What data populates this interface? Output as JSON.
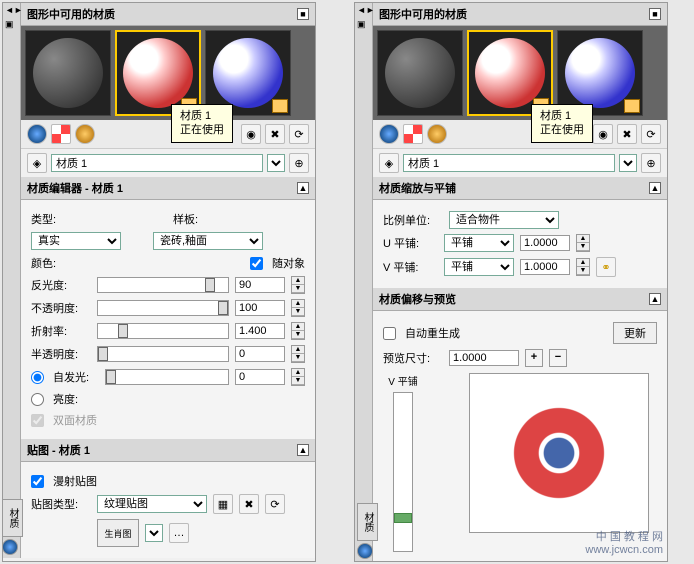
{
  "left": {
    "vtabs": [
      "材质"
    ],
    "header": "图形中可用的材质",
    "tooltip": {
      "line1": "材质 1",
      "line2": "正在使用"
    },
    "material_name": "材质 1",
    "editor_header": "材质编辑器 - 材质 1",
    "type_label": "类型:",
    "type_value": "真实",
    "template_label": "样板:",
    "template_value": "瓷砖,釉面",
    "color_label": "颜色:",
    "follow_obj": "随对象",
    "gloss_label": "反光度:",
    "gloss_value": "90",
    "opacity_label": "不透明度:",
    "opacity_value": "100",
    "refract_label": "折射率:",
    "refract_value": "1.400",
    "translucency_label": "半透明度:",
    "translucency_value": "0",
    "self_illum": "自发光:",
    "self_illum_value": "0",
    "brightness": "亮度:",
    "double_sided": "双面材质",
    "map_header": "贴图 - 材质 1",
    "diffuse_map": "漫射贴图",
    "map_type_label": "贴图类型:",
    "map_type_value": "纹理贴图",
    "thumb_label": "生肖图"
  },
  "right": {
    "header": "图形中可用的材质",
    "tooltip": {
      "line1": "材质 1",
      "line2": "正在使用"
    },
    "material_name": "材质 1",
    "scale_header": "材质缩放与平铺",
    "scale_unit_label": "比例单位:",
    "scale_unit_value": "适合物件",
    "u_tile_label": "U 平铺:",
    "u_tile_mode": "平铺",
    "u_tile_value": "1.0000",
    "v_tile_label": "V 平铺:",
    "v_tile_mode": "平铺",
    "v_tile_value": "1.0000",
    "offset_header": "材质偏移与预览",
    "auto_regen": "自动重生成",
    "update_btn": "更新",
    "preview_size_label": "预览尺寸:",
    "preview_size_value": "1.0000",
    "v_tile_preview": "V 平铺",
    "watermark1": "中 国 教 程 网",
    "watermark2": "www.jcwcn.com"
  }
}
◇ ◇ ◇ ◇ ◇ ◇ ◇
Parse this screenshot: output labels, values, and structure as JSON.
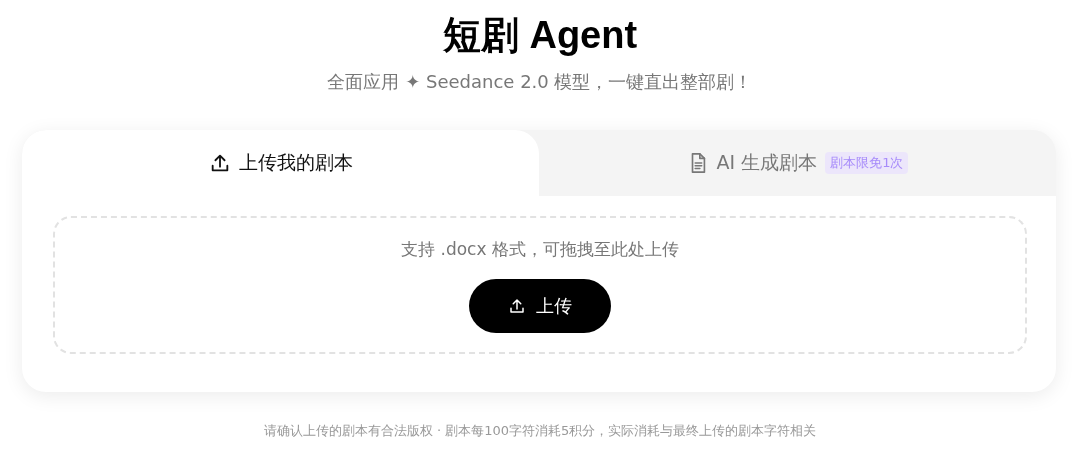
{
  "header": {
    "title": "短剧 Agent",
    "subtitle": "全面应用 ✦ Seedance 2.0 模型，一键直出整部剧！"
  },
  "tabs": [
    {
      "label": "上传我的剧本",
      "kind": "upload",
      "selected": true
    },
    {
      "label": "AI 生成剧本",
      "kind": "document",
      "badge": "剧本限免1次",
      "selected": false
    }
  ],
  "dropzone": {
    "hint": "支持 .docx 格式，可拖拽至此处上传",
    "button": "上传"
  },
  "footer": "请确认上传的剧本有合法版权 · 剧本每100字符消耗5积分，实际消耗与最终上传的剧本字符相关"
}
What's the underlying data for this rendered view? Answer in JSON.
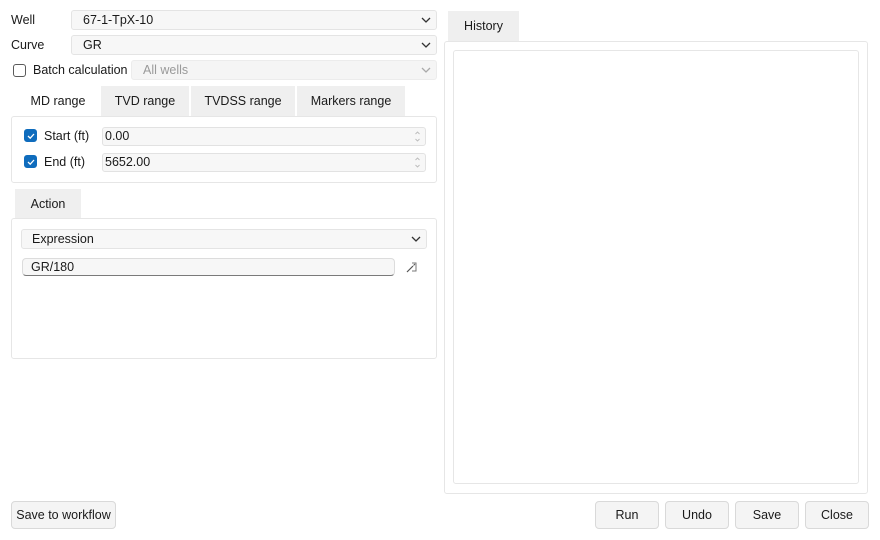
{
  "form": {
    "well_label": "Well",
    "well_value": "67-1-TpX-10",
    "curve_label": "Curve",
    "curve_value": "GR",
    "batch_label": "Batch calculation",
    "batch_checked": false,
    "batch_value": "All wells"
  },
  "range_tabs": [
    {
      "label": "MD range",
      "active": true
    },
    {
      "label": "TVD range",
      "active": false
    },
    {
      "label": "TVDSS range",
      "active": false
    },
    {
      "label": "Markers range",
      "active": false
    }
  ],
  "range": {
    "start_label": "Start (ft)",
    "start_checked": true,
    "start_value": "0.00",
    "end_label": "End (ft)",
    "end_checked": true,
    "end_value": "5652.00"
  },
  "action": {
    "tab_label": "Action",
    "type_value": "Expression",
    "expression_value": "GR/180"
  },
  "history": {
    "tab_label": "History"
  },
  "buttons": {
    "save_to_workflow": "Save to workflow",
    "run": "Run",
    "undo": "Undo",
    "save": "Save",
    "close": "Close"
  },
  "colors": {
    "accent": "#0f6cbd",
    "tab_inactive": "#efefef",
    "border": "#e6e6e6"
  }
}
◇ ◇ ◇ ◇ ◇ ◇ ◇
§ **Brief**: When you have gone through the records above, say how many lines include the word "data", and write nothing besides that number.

§ **Solution to this task**: 2